The Ringed City is a bit of a paradox to me. The first DLC, Ashes of Ariandel felt so lonely, it overwhelmed you with the ruins and snow flats. It really felt like you against the wilderness. This time though, it’s different; this in very many ways is all about verticality. You’re constantly trying to get down, but there’s some literal leaps of faith you need to make, as previously the game has always taught you “falling is bad”.

Dark Souls has always been strong in its environmental lessons. It doesn’t necessarily teach you directly, but you learn about the game through the mechanics. Coming into this DLC you need to make a large leap into the snow (or ash, one of the two) and you realise you don’t take damage. That’s the first lesson and the most important, that’s when you know that you need to throw some of your preconceptions out the window.

Next, you move down a ramp and a hoard of cursed knights, all twisted and broken, crawling in a desperate attempt to take you out. This is another lesson. There’s a lot of enemies and they don’t give many souls when they die; they’re almost more trouble than they’re worth. That’s the second lesson: maybe it’s worthwhile avoiding enemies.

This is where the game tricks you. It knows you want that treasure, and you’re going to go get it, but it causes you to start falling into a ruined church, again, massive fall, no damage taken. Reinforcing the lesson. More of those same enemies, just there to annoy you more than harm you. Reinforcing the lesson. You turn the corner and suddenly there’s a new threat, turning the game on its head again; a giant angel-like creature, happy to assault you with a slew of light rays at my person. The only option is to sprint and hide away, because you can’t even target the angel, let alone hurt it.

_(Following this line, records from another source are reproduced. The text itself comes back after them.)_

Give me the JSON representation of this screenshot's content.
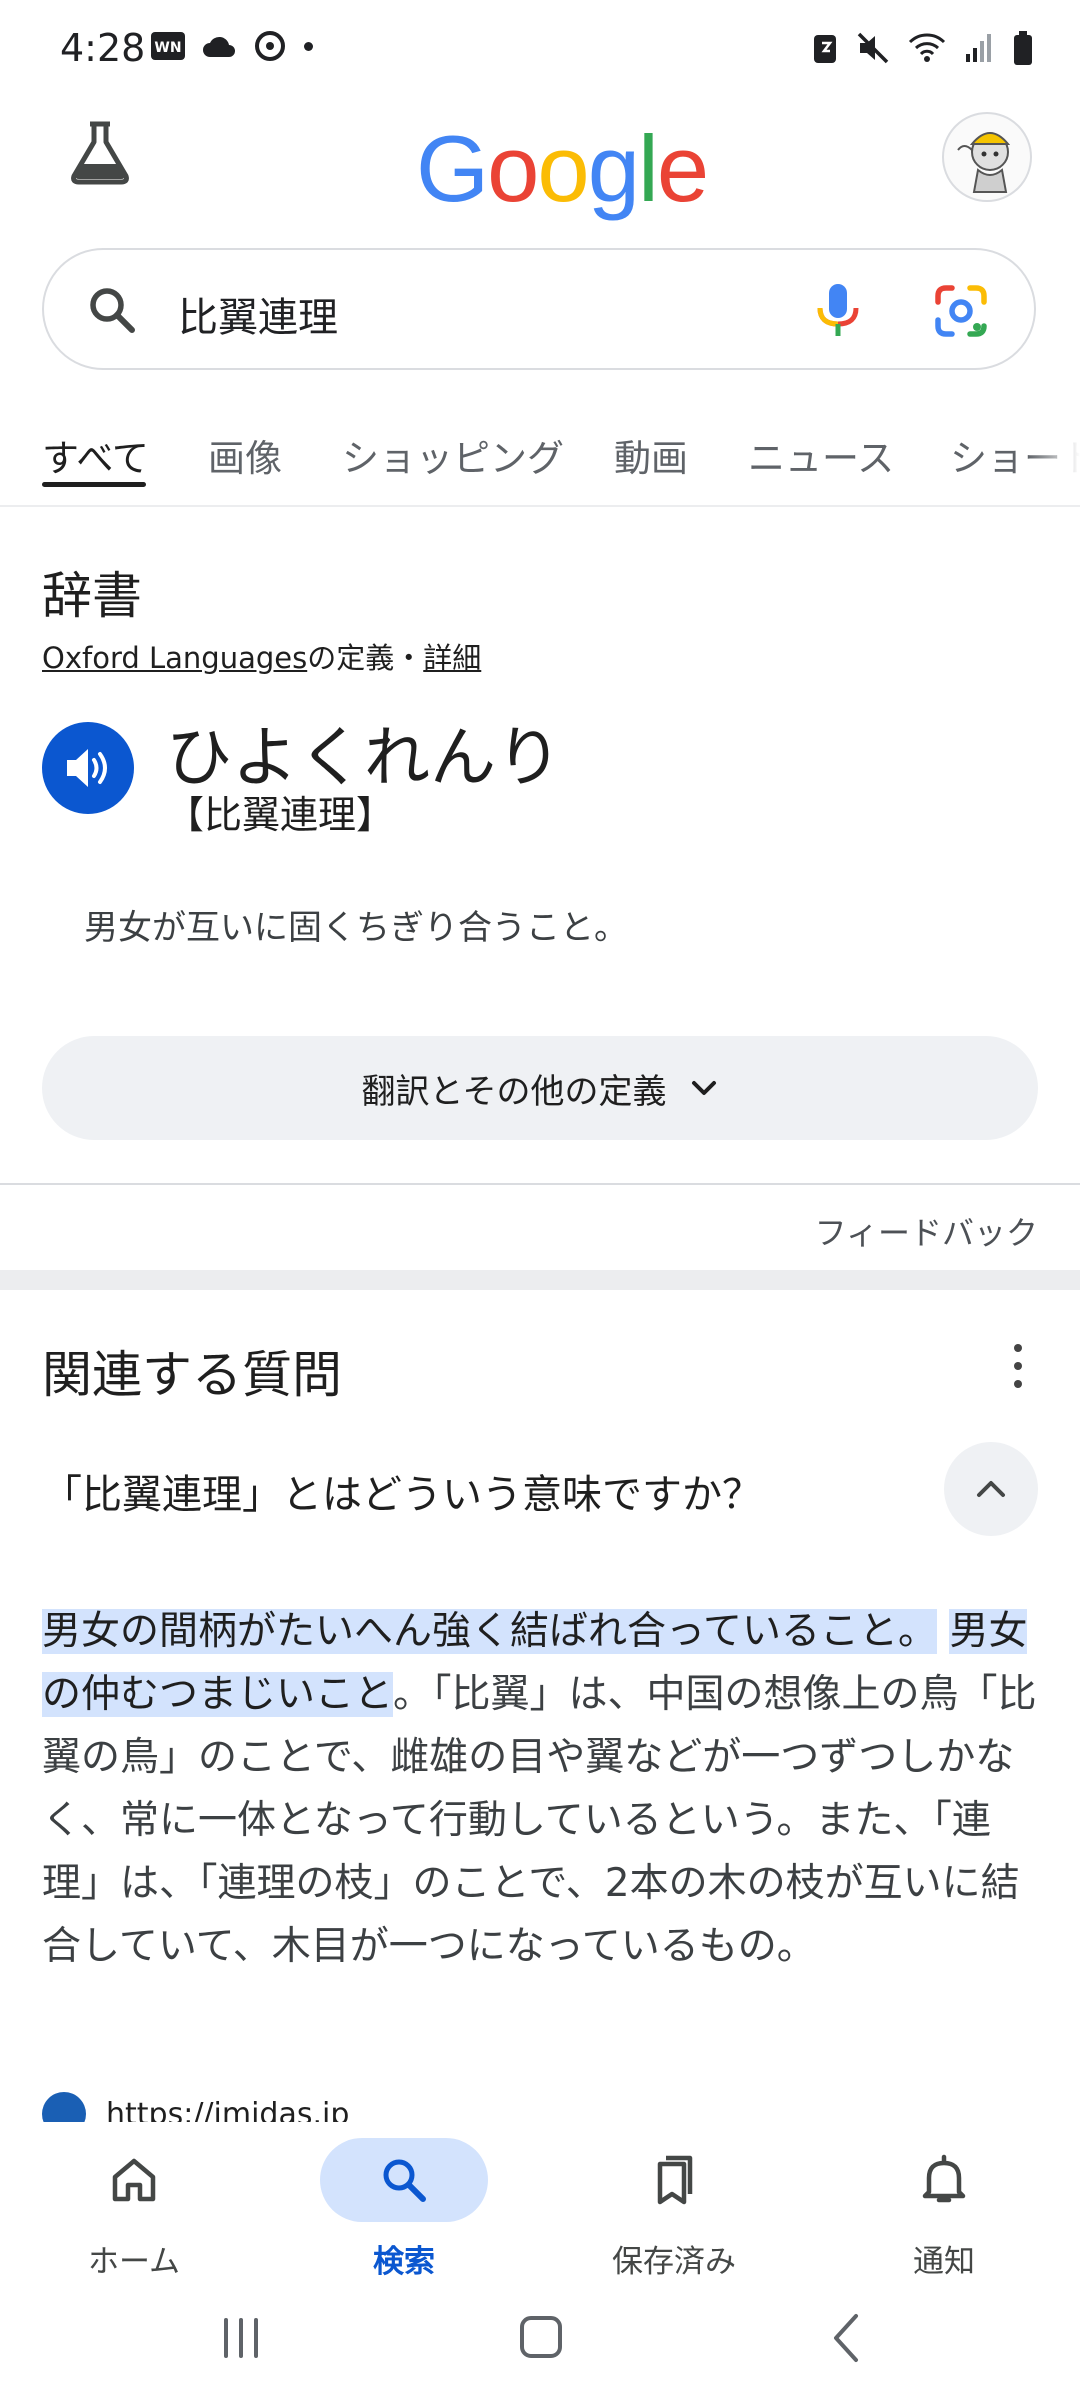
{
  "status_bar": {
    "time": "4:28",
    "left_icons": [
      "news-app-icon",
      "cloud-icon",
      "sync-icon",
      "dot-icon"
    ],
    "right_icons": [
      "battery-saver-icon",
      "mute-icon",
      "wifi-icon",
      "signal-icon",
      "battery-icon"
    ]
  },
  "header": {
    "logo": "Google",
    "icons": {
      "labs": "flask-icon",
      "avatar": "avatar"
    }
  },
  "search": {
    "query": "比翼連理"
  },
  "tabs": [
    {
      "label": "すべて",
      "active": true
    },
    {
      "label": "画像"
    },
    {
      "label": "ショッピング"
    },
    {
      "label": "動画"
    },
    {
      "label": "ニュース"
    },
    {
      "label": "ショート"
    }
  ],
  "dictionary": {
    "heading": "辞書",
    "source_name": "Oxford Languages",
    "source_suffix": "の定義",
    "separator": "・",
    "details_link": "詳細",
    "reading": "ひよくれんり",
    "kanji": "【比翼連理】",
    "definition": "男女が互いに固くちぎり合うこと。",
    "more_button": "翻訳とその他の定義",
    "feedback": "フィードバック"
  },
  "related_questions": {
    "heading": "関連する質問",
    "question": "「比翼連理」とはどういう意味ですか？",
    "answer_highlight_1": "男女の間柄がたいへん強く結ばれ合っていること。",
    "answer_highlight_2": "男女の仲むつまじいこと",
    "answer_rest": "。「比翼」は、中国の想像上の鳥「比翼の鳥」のことで、雌雄の目や翼などが一つずつしかなく、常に一体となって行動しているという。また、「連理」は、「連理の枝」のことで、2本の木の枝が互いに結合していて、木目が一つになっているもの。",
    "source_url": "https://imidas.jp"
  },
  "bottom_nav": [
    {
      "label": "ホーム",
      "icon": "home-icon"
    },
    {
      "label": "検索",
      "icon": "search-icon",
      "active": true
    },
    {
      "label": "保存済み",
      "icon": "bookmarks-icon"
    },
    {
      "label": "通知",
      "icon": "bell-icon"
    }
  ],
  "colors": {
    "accent": "#0b57d0",
    "highlight": "#d3e3fd",
    "google_blue": "#4285F4",
    "google_red": "#EA4335",
    "google_yellow": "#FBBC05",
    "google_green": "#34A853"
  }
}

As you continue to move through, there’s more of these lessons given. More falling, but only onto the ash to avoid damage, huge amounts of enemies that should be avoided, as they don’t really follow you. I get a bit lost, but I make my way to a bonfire; safety. The next scene is interesting too, very non-Dark Souls. Not only are you avoiding two angels launching rays at you, but you’re also lost in a giant swamp so you’ve got to move quickly or you’re going to get poisoned. Everything now is screaming “rush along”, but honestly it’s actually a trick. In truth, the game wants you to look around and find refuge, because there’s only one way to stop those giant angels, and you do need to stop them. Hidden away in these areas in a grotesque butterfly-like creature, and killing it causes the angels to disappear.

It’s funny, because you need to make long runs across open swamp, and across undefended tree roots. You’re either going to take a lot of hits and hope to whatever god may be that you survive, or you’re hunting down the way to stop the angels. That’s the only two options. Getting past all of this leads to the boss, down an incredibly large drop, just to make sure you’ve learned. I won’t talk about the boss though, partially because it completely wrecked me, and partially because that’s the big experience for you to have.

As I said this DLC feels very un-Dark Souls. Skipping enemies, falling down long drops, running for your life from unkillable enemies. I’m interesting, absolutely, and perhaps a more cynical me would wonder if they’re trying something crazy new because it’s the final DLC and they want to see the reaction to these changes for say, a new game in the series. Either way, The Ringed City is quite interesting, and I look forward to trying to more on March 28.